What you have to do:
Identify all lines below that hold "description" and collect them.

[Items listed in a dataset]
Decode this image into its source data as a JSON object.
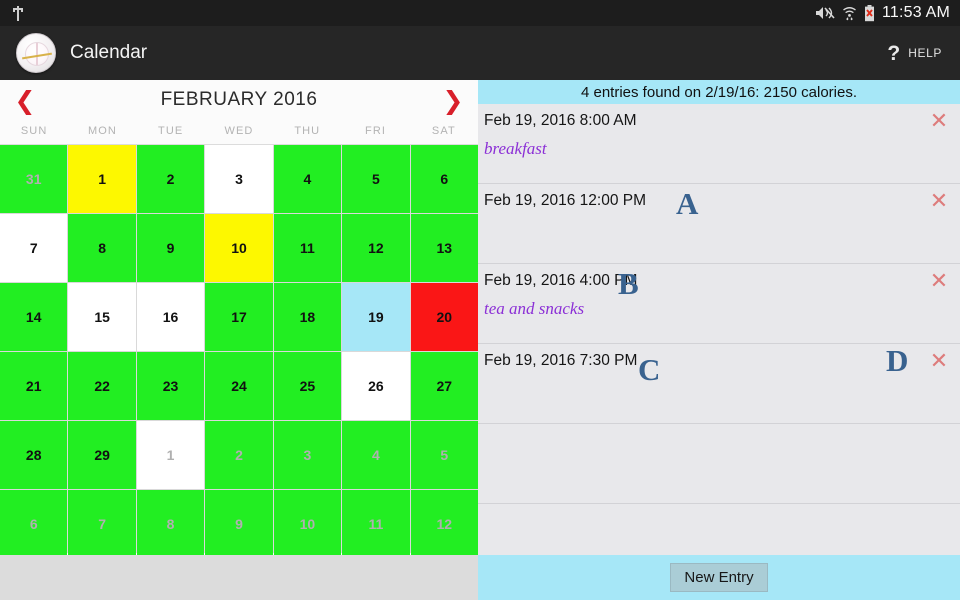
{
  "status_bar": {
    "usb_icon": "usb-icon",
    "mute_icon": "volume-mute-icon",
    "wifi_icon": "wifi-icon",
    "battery_icon": "battery-error-icon",
    "time": "11:53 AM"
  },
  "app_bar": {
    "logo_icon": "plate-fork-app-icon",
    "title": "Calendar",
    "help_icon": "question-mark-icon",
    "help_label": "HELP"
  },
  "calendar": {
    "prev_icon": "chevron-left-icon",
    "next_icon": "chevron-right-icon",
    "month_label": "FEBRUARY 2016",
    "day_headers": [
      "SUN",
      "MON",
      "TUE",
      "WED",
      "THU",
      "FRI",
      "SAT"
    ],
    "colors": {
      "green": "#22ee22",
      "yellow": "#fdf800",
      "white": "#ffffff",
      "red": "#fa1616",
      "selected_blue": "#a6e7f7",
      "grid_line": "#d9d9d9"
    },
    "cells": [
      {
        "day": "31",
        "color": "green",
        "muted": true,
        "other_month": true
      },
      {
        "day": "1",
        "color": "yellow",
        "muted": false,
        "other_month": false
      },
      {
        "day": "2",
        "color": "green",
        "muted": false,
        "other_month": false
      },
      {
        "day": "3",
        "color": "white",
        "muted": false,
        "other_month": false
      },
      {
        "day": "4",
        "color": "green",
        "muted": false,
        "other_month": false
      },
      {
        "day": "5",
        "color": "green",
        "muted": false,
        "other_month": false
      },
      {
        "day": "6",
        "color": "green",
        "muted": false,
        "other_month": false
      },
      {
        "day": "7",
        "color": "white",
        "muted": false,
        "other_month": false
      },
      {
        "day": "8",
        "color": "green",
        "muted": false,
        "other_month": false
      },
      {
        "day": "9",
        "color": "green",
        "muted": false,
        "other_month": false
      },
      {
        "day": "10",
        "color": "yellow",
        "muted": false,
        "other_month": false
      },
      {
        "day": "11",
        "color": "green",
        "muted": false,
        "other_month": false
      },
      {
        "day": "12",
        "color": "green",
        "muted": false,
        "other_month": false
      },
      {
        "day": "13",
        "color": "green",
        "muted": false,
        "other_month": false
      },
      {
        "day": "14",
        "color": "green",
        "muted": false,
        "other_month": false
      },
      {
        "day": "15",
        "color": "white",
        "muted": false,
        "other_month": false
      },
      {
        "day": "16",
        "color": "white",
        "muted": false,
        "other_month": false
      },
      {
        "day": "17",
        "color": "green",
        "muted": false,
        "other_month": false
      },
      {
        "day": "18",
        "color": "green",
        "muted": false,
        "other_month": false
      },
      {
        "day": "19",
        "color": "selected_blue",
        "muted": false,
        "other_month": false,
        "selected": true
      },
      {
        "day": "20",
        "color": "red",
        "muted": false,
        "other_month": false
      },
      {
        "day": "21",
        "color": "green",
        "muted": false,
        "other_month": false
      },
      {
        "day": "22",
        "color": "green",
        "muted": false,
        "other_month": false
      },
      {
        "day": "23",
        "color": "green",
        "muted": false,
        "other_month": false
      },
      {
        "day": "24",
        "color": "green",
        "muted": false,
        "other_month": false
      },
      {
        "day": "25",
        "color": "green",
        "muted": false,
        "other_month": false
      },
      {
        "day": "26",
        "color": "white",
        "muted": false,
        "other_month": false
      },
      {
        "day": "27",
        "color": "green",
        "muted": false,
        "other_month": false
      },
      {
        "day": "28",
        "color": "green",
        "muted": false,
        "other_month": false
      },
      {
        "day": "29",
        "color": "green",
        "muted": false,
        "other_month": false
      },
      {
        "day": "1",
        "color": "white",
        "muted": true,
        "other_month": true
      },
      {
        "day": "2",
        "color": "green",
        "muted": true,
        "other_month": true
      },
      {
        "day": "3",
        "color": "green",
        "muted": true,
        "other_month": true
      },
      {
        "day": "4",
        "color": "green",
        "muted": true,
        "other_month": true
      },
      {
        "day": "5",
        "color": "green",
        "muted": true,
        "other_month": true
      },
      {
        "day": "6",
        "color": "green",
        "muted": true,
        "other_month": true
      },
      {
        "day": "7",
        "color": "green",
        "muted": true,
        "other_month": true
      },
      {
        "day": "8",
        "color": "green",
        "muted": true,
        "other_month": true
      },
      {
        "day": "9",
        "color": "green",
        "muted": true,
        "other_month": true
      },
      {
        "day": "10",
        "color": "green",
        "muted": true,
        "other_month": true
      },
      {
        "day": "11",
        "color": "green",
        "muted": true,
        "other_month": true
      },
      {
        "day": "12",
        "color": "green",
        "muted": true,
        "other_month": true
      }
    ]
  },
  "entries_panel": {
    "summary": "4 entries found on 2/19/16: 2150 calories.",
    "delete_icon": "close-x-icon",
    "entries": [
      {
        "time": "Feb 19, 2016 8:00 AM",
        "description": "breakfast"
      },
      {
        "time": "Feb 19, 2016 12:00 PM",
        "description": ""
      },
      {
        "time": "Feb 19, 2016 4:00 PM",
        "description": "tea and snacks"
      },
      {
        "time": "Feb 19, 2016 7:30 PM",
        "description": ""
      }
    ],
    "footer": {
      "new_entry_label": "New Entry"
    }
  },
  "annotation_marks": {
    "a": "A",
    "b": "B",
    "c": "C",
    "d": "D"
  }
}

Answer to the problem:
        "description": "breakfast"
        "description": ""
        "description": "tea and snacks"
        "description": ""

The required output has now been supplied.